• [Instructions for the task]:
Retype each record below word for word, pictures excluded.

Dataset rows for apps and sites

########################################

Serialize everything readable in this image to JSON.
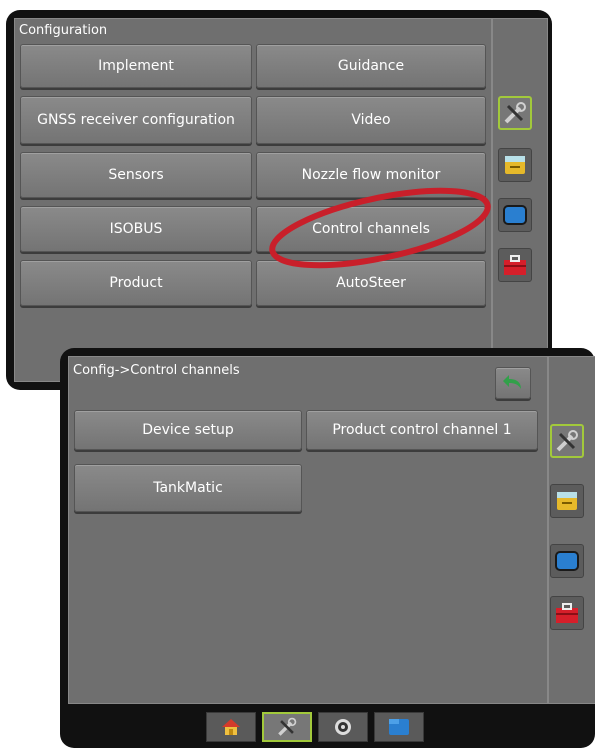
{
  "config_screen": {
    "title": "Configuration",
    "buttons": [
      "Implement",
      "Guidance",
      "GNSS receiver configuration",
      "Video",
      "Sensors",
      "Nozzle flow monitor",
      "ISOBUS",
      "Control channels",
      "Product",
      "AutoSteer"
    ]
  },
  "sub_screen": {
    "title": "Config->Control channels",
    "buttons": [
      "Device setup",
      "Product control channel 1",
      "TankMatic"
    ]
  },
  "side_icons": [
    "tools-icon",
    "tank-icon",
    "console-icon",
    "toolbox-icon"
  ],
  "bottom_tabs": [
    "home-icon",
    "tools-icon",
    "gps-icon",
    "folder-icon"
  ],
  "colors": {
    "highlight": "#a2c93b",
    "annotation": "#c91f2a",
    "back_arrow": "#32a04a"
  }
}
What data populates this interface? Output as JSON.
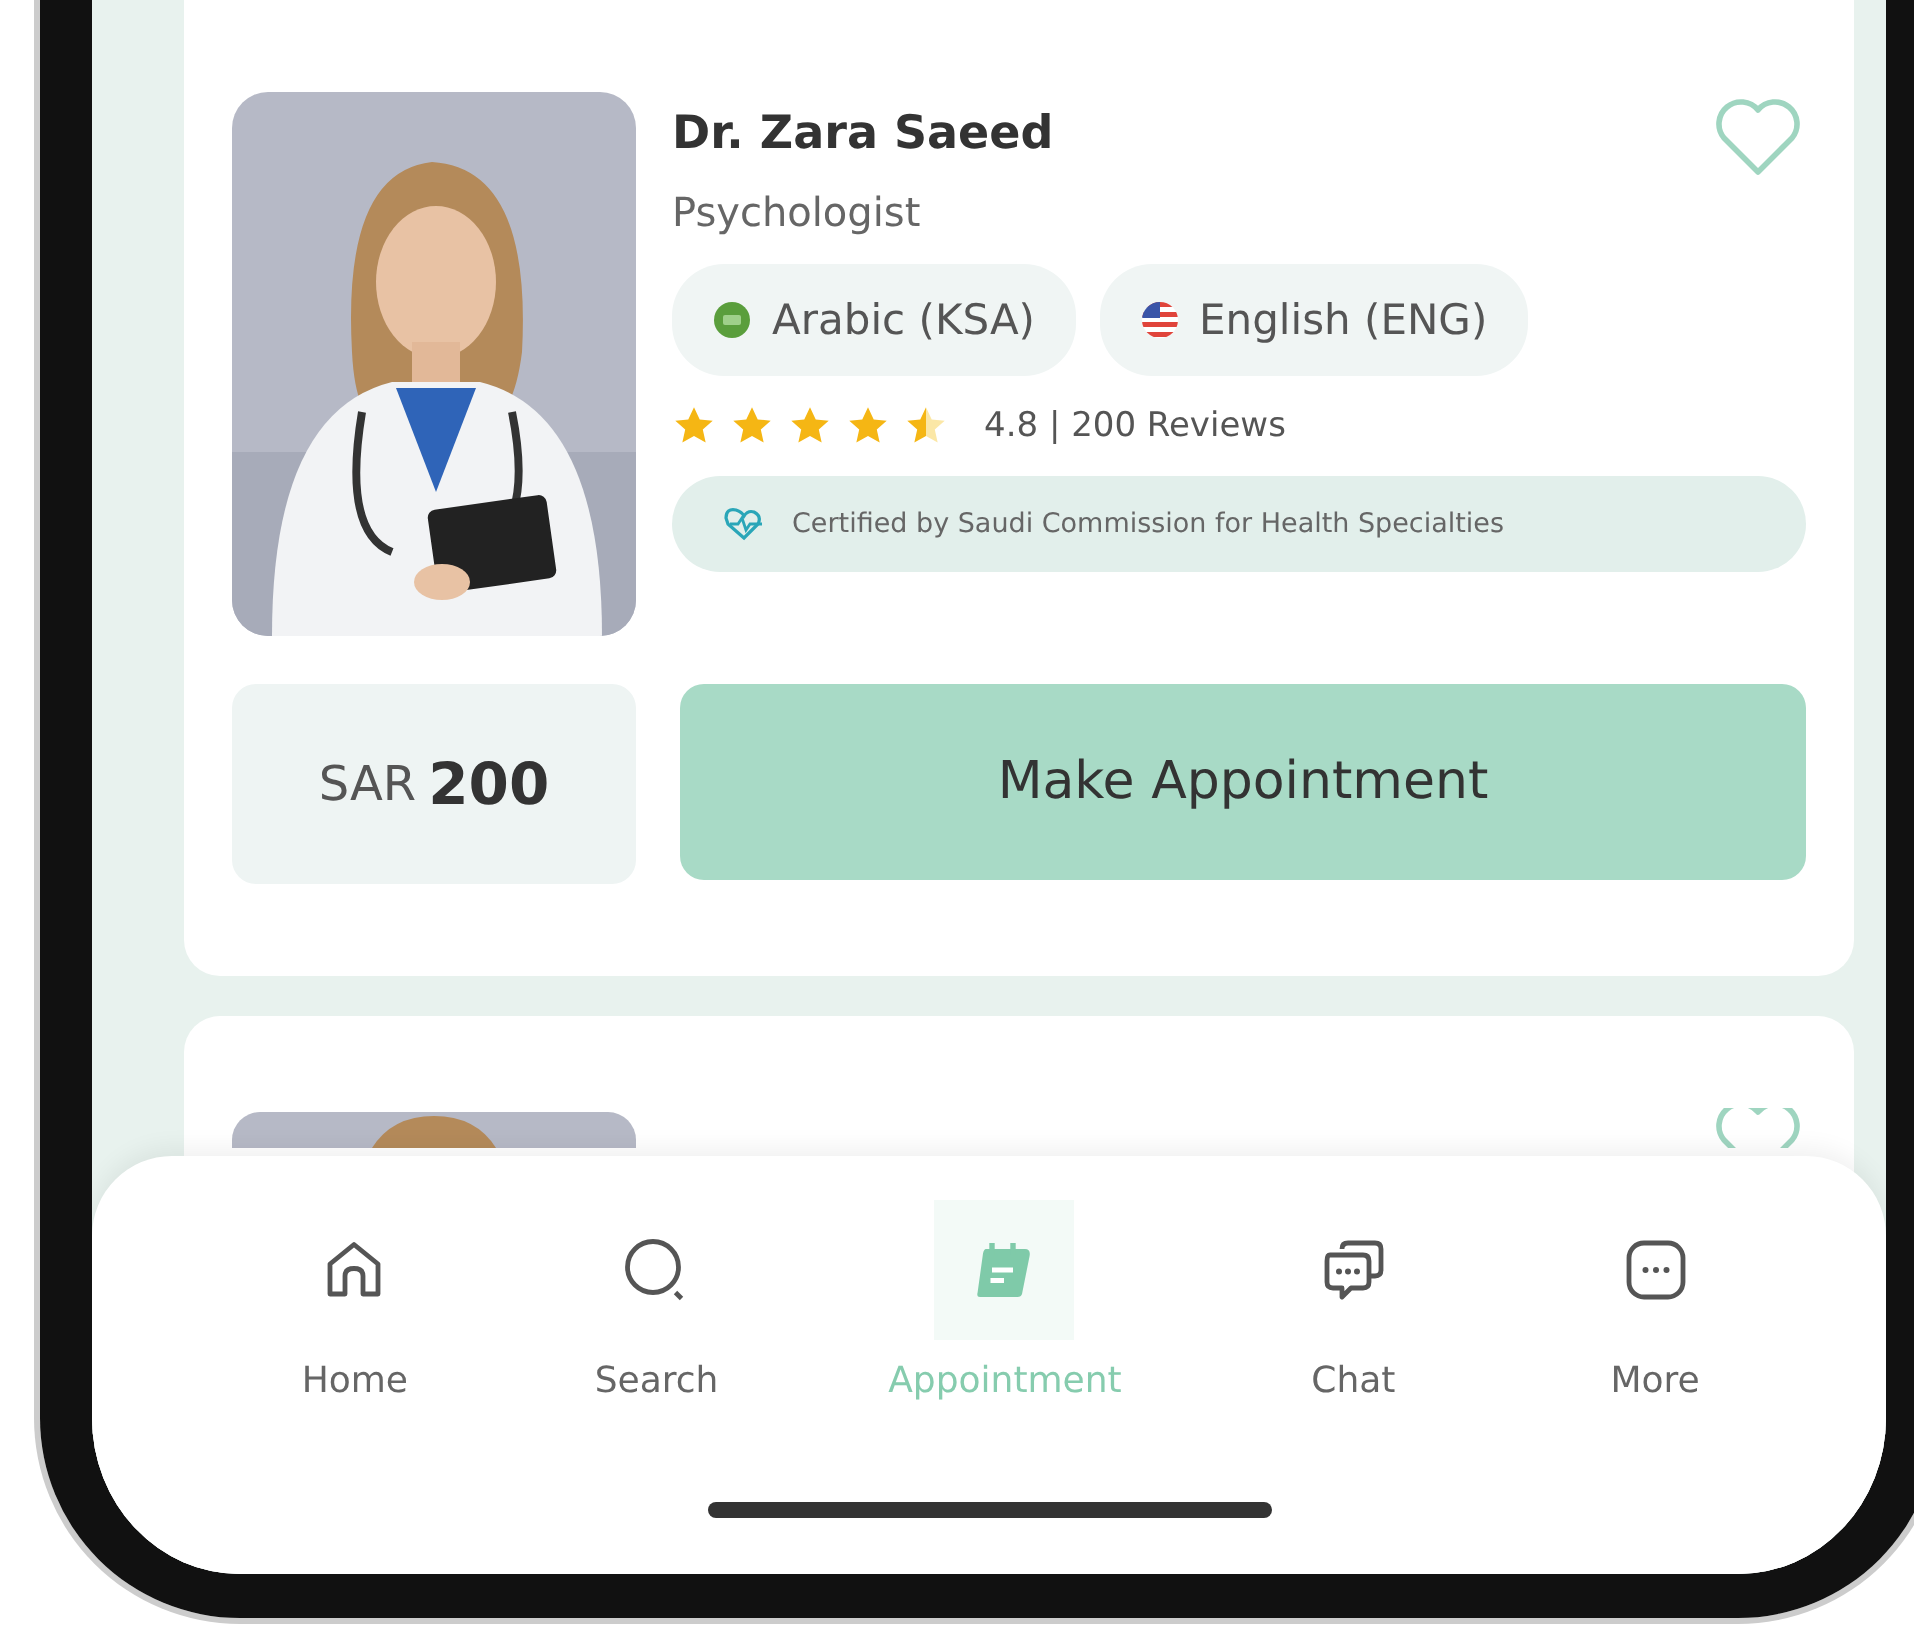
{
  "doctors": [
    {
      "kind": "full",
      "name": "Dr. Zara Saeed",
      "specialty": "Psychologist",
      "favorite": false,
      "languages": [
        "Arabic (KSA)",
        "English (ENG)"
      ],
      "stars": 4.5,
      "rating": "4.8 | 200 Reviews",
      "certification": "Certified by Saudi Commission for Health Specialties",
      "currency": "SAR",
      "price": "200",
      "action": "Make Appointment"
    },
    {
      "kind": "partial",
      "favorite": false
    }
  ],
  "nav": [
    {
      "label": "Home",
      "kind": "home",
      "selected": false
    },
    {
      "label": "Search",
      "kind": "search",
      "selected": false
    },
    {
      "label": "Appointment",
      "kind": "calendar",
      "selected": true
    },
    {
      "label": "Chat",
      "kind": "chat",
      "selected": false
    },
    {
      "label": "More",
      "kind": "more",
      "selected": false
    }
  ]
}
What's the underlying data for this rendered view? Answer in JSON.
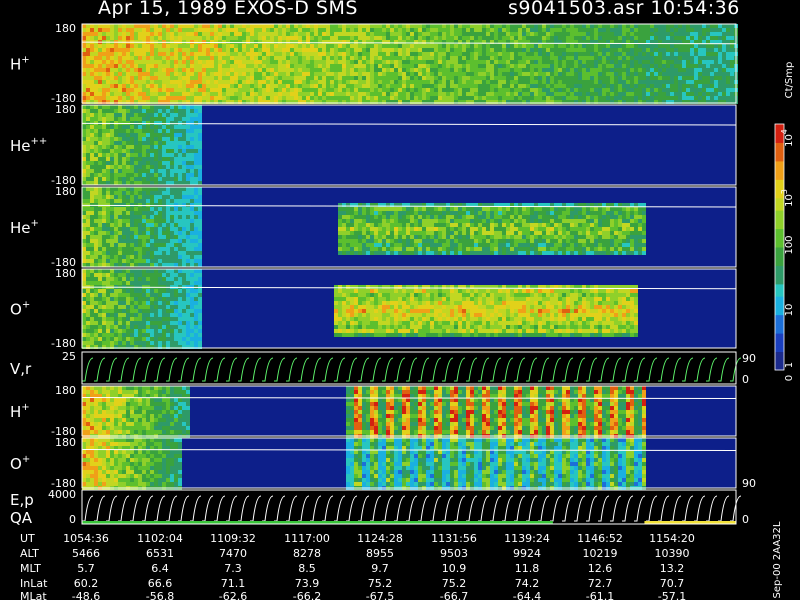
{
  "header": {
    "title": "Apr 15, 1989    EXOS-D SMS",
    "file_time": "s9041503.asr   10:54:36"
  },
  "colorbar": {
    "label": "Ct/Smp",
    "ticks": [
      {
        "value": 10000,
        "label": "10",
        "sup": "4"
      },
      {
        "value": 1000,
        "label": "10",
        "sup": "3"
      },
      {
        "value": 100,
        "label": "100",
        "sup": ""
      },
      {
        "value": 10,
        "label": "10",
        "sup": ""
      },
      {
        "value": 1,
        "label": "1",
        "sup": ""
      },
      {
        "value": 0,
        "label": "0",
        "sup": ""
      }
    ]
  },
  "side_note": "Sep-00 2AA32L",
  "footer": {
    "row_labels": [
      "UT",
      "ALT",
      "MLT",
      "InLat",
      "MLat"
    ],
    "columns": [
      {
        "UT": "1054:36",
        "ALT": "5466",
        "MLT": "5.7",
        "InLat": "60.2",
        "MLat": "-48.6"
      },
      {
        "UT": "1102:04",
        "ALT": "6531",
        "MLT": "6.4",
        "InLat": "66.6",
        "MLat": "-56.8"
      },
      {
        "UT": "1109:32",
        "ALT": "7470",
        "MLT": "7.3",
        "InLat": "71.1",
        "MLat": "-62.6"
      },
      {
        "UT": "1117:00",
        "ALT": "8278",
        "MLT": "8.5",
        "InLat": "73.9",
        "MLat": "-66.2"
      },
      {
        "UT": "1124:28",
        "ALT": "8955",
        "MLT": "9.7",
        "InLat": "75.2",
        "MLat": "-67.5"
      },
      {
        "UT": "1131:56",
        "ALT": "9503",
        "MLT": "10.9",
        "InLat": "75.2",
        "MLat": "-66.7"
      },
      {
        "UT": "1139:24",
        "ALT": "9924",
        "MLT": "11.8",
        "InLat": "74.2",
        "MLat": "-64.4"
      },
      {
        "UT": "1146:52",
        "ALT": "10219",
        "MLT": "12.6",
        "InLat": "72.7",
        "MLat": "-61.1"
      },
      {
        "UT": "1154:20",
        "ALT": "10390",
        "MLT": "13.2",
        "InLat": "70.7",
        "MLat": "-57.1"
      }
    ]
  },
  "chart_data": {
    "type": "heatmap",
    "x_range": [
      "1054:36",
      "1154:20"
    ],
    "colorscale": "log",
    "colorbar_label": "Ct/Smp",
    "colorbar_range": [
      0,
      10000
    ],
    "panels": [
      {
        "name": "H",
        "sup": "+",
        "ytop": "180",
        "ybot": "-180",
        "right": "",
        "kind": "spectro",
        "features": [
          {
            "t0": 0.0,
            "t1": 1.0,
            "level": "high",
            "band": "full"
          }
        ]
      },
      {
        "name": "He",
        "sup": "++",
        "ytop": "180",
        "ybot": "-180",
        "right": "",
        "kind": "spectro",
        "features": [
          {
            "t0": 0.0,
            "t1": 0.18,
            "level": "medium",
            "band": "full"
          }
        ]
      },
      {
        "name": "He",
        "sup": "+",
        "ytop": "180",
        "ybot": "-180",
        "right": "",
        "kind": "spectro",
        "features": [
          {
            "t0": 0.0,
            "t1": 0.18,
            "level": "medium",
            "band": "full"
          },
          {
            "t0": 0.39,
            "t1": 0.86,
            "level": "medium",
            "band": "center"
          }
        ]
      },
      {
        "name": "O",
        "sup": "+",
        "ytop": "180",
        "ybot": "-180",
        "right": "",
        "kind": "spectro",
        "features": [
          {
            "t0": 0.0,
            "t1": 0.18,
            "level": "medium",
            "band": "full"
          },
          {
            "t0": 0.38,
            "t1": 0.85,
            "level": "high",
            "band": "center"
          }
        ]
      },
      {
        "name": "V,r",
        "sup": "",
        "ytop": "25",
        "ybot": "",
        "right_top": "90",
        "right_bot": "0",
        "kind": "line"
      },
      {
        "name": "H",
        "sup": "+",
        "ytop": "180",
        "ybot": "-180",
        "right": "",
        "kind": "spectro",
        "features": [
          {
            "t0": 0.0,
            "t1": 0.16,
            "level": "high",
            "band": "full"
          },
          {
            "t0": 0.4,
            "t1": 0.86,
            "level": "high",
            "band": "striped"
          }
        ]
      },
      {
        "name": "O",
        "sup": "+",
        "ytop": "180",
        "ybot": "-180",
        "right_bot": "90",
        "kind": "spectro",
        "features": [
          {
            "t0": 0.0,
            "t1": 0.15,
            "level": "high",
            "band": "full"
          },
          {
            "t0": 0.4,
            "t1": 0.86,
            "level": "low",
            "band": "striped"
          }
        ]
      },
      {
        "name": "E,p",
        "sup": "",
        "name2": "QA",
        "ytop": "4000",
        "ybot": "0",
        "right_bot": "0",
        "kind": "line"
      }
    ]
  }
}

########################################

• [Answer to this exercise]:
Serialize everything readable in this image to JSON.
{
  "config_screen": {
    "title": "Configuration",
    "buttons": [
      "Implement",
      "Guidance",
      "GNSS receiver configuration",
      "Video",
      "Sensors",
      "Nozzle flow monitor",
      "ISOBUS",
      "Control channels",
      "Product",
      "AutoSteer"
    ]
  },
  "sub_screen": {
    "title": "Config->Control channels",
    "buttons": [
      "Device setup",
      "Product control channel 1",
      "TankMatic"
    ]
  },
  "side_icons": [
    "tools-icon",
    "tank-icon",
    "console-icon",
    "toolbox-icon"
  ],
  "bottom_tabs": [
    "home-icon",
    "tools-icon",
    "gps-icon",
    "folder-icon"
  ],
  "colors": {
    "highlight": "#a2c93b",
    "annotation": "#c91f2a",
    "back_arrow": "#32a04a"
  }
}
What data populates this interface? Output as JSON.
{
  "doctors": [
    {
      "kind": "full",
      "name": "Dr. Zara Saeed",
      "specialty": "Psychologist",
      "favorite": false,
      "languages": [
        "Arabic (KSA)",
        "English (ENG)"
      ],
      "stars": 4.5,
      "rating": "4.8 | 200 Reviews",
      "certification": "Certified by Saudi Commission for Health Specialties",
      "currency": "SAR",
      "price": "200",
      "action": "Make Appointment"
    },
    {
      "kind": "partial",
      "favorite": false
    }
  ],
  "nav": [
    {
      "label": "Home",
      "kind": "home",
      "selected": false
    },
    {
      "label": "Search",
      "kind": "search",
      "selected": false
    },
    {
      "label": "Appointment",
      "kind": "calendar",
      "selected": true
    },
    {
      "label": "Chat",
      "kind": "chat",
      "selected": false
    },
    {
      "label": "More",
      "kind": "more",
      "selected": false
    }
  ]
}
What's the underlying data for this rendered view? Answer in JSON.
{
  "header": {
    "title": "Apr 15, 1989    EXOS-D SMS",
    "file_time": "s9041503.asr   10:54:36"
  },
  "colorbar": {
    "label": "Ct/Smp",
    "ticks": [
      {
        "value": 10000,
        "label": "10",
        "sup": "4"
      },
      {
        "value": 1000,
        "label": "10",
        "sup": "3"
      },
      {
        "value": 100,
        "label": "100",
        "sup": ""
      },
      {
        "value": 10,
        "label": "10",
        "sup": ""
      },
      {
        "value": 1,
        "label": "1",
        "sup": ""
      },
      {
        "value": 0,
        "label": "0",
        "sup": ""
      }
    ]
  },
  "side_note": "Sep-00 2AA32L",
  "footer": {
    "row_labels": [
      "UT",
      "ALT",
      "MLT",
      "InLat",
      "MLat"
    ],
    "columns": [
      {
        "UT": "1054:36",
        "ALT": "5466",
        "MLT": "5.7",
        "InLat": "60.2",
        "MLat": "-48.6"
      },
      {
        "UT": "1102:04",
        "ALT": "6531",
        "MLT": "6.4",
        "InLat": "66.6",
        "MLat": "-56.8"
      },
      {
        "UT": "1109:32",
        "ALT": "7470",
        "MLT": "7.3",
        "InLat": "71.1",
        "MLat": "-62.6"
      },
      {
        "UT": "1117:00",
        "ALT": "8278",
        "MLT": "8.5",
        "InLat": "73.9",
        "MLat": "-66.2"
      },
      {
        "UT": "1124:28",
        "ALT": "8955",
        "MLT": "9.7",
        "InLat": "75.2",
        "MLat": "-67.5"
      },
      {
        "UT": "1131:56",
        "ALT": "9503",
        "MLT": "10.9",
        "InLat": "75.2",
        "MLat": "-66.7"
      },
      {
        "UT": "1139:24",
        "ALT": "9924",
        "MLT": "11.8",
        "InLat": "74.2",
        "MLat": "-64.4"
      },
      {
        "UT": "1146:52",
        "ALT": "10219",
        "MLT": "12.6",
        "InLat": "72.7",
        "MLat": "-61.1"
      },
      {
        "UT": "1154:20",
        "ALT": "10390",
        "MLT": "13.2",
        "InLat": "70.7",
        "MLat": "-57.1"
      }
    ]
  },
  "chart_data": {
    "type": "heatmap",
    "x_range": [
      "1054:36",
      "1154:20"
    ],
    "colorscale": "log",
    "colorbar_label": "Ct/Smp",
    "colorbar_range": [
      0,
      10000
    ],
    "panels": [
      {
        "name": "H",
        "sup": "+",
        "ytop": "180",
        "ybot": "-180",
        "right": "",
        "kind": "spectro",
        "features": [
          {
            "t0": 0.0,
            "t1": 1.0,
            "level": "high",
            "band": "full"
          }
        ]
      },
      {
        "name": "He",
        "sup": "++",
        "ytop": "180",
        "ybot": "-180",
        "right": "",
        "kind": "spectro",
        "features": [
          {
            "t0": 0.0,
            "t1": 0.18,
            "level": "medium",
            "band": "full"
          }
        ]
      },
      {
        "name": "He",
        "sup": "+",
        "ytop": "180",
        "ybot": "-180",
        "right": "",
        "kind": "spectro",
        "features": [
          {
            "t0": 0.0,
            "t1": 0.18,
            "level": "medium",
            "band": "full"
          },
          {
            "t0": 0.39,
            "t1": 0.86,
            "level": "medium",
            "band": "center"
          }
        ]
      },
      {
        "name": "O",
        "sup": "+",
        "ytop": "180",
        "ybot": "-180",
        "right": "",
        "kind": "spectro",
        "features": [
          {
            "t0": 0.0,
            "t1": 0.18,
            "level": "medium",
            "band": "full"
          },
          {
            "t0": 0.38,
            "t1": 0.85,
            "level": "high",
            "band": "center"
          }
        ]
      },
      {
        "name": "V,r",
        "sup": "",
        "ytop": "25",
        "ybot": "",
        "right_top": "90",
        "right_bot": "0",
        "kind": "line"
      },
      {
        "name": "H",
        "sup": "+",
        "ytop": "180",
        "ybot": "-180",
        "right": "",
        "kind": "spectro",
        "features": [
          {
            "t0": 0.0,
            "t1": 0.16,
            "level": "high",
            "band": "full"
          },
          {
            "t0": 0.4,
            "t1": 0.86,
            "level": "high",
            "band": "striped"
          }
        ]
      },
      {
        "name": "O",
        "sup": "+",
        "ytop": "180",
        "ybot": "-180",
        "right_bot": "90",
        "kind": "spectro",
        "features": [
          {
            "t0": 0.0,
            "t1": 0.15,
            "level": "high",
            "band": "full"
          },
          {
            "t0": 0.4,
            "t1": 0.86,
            "level": "low",
            "band": "striped"
          }
        ]
      },
      {
        "name": "E,p",
        "sup": "",
        "name2": "QA",
        "ytop": "4000",
        "ybot": "0",
        "right_bot": "0",
        "kind": "line"
      }
    ]
  }
}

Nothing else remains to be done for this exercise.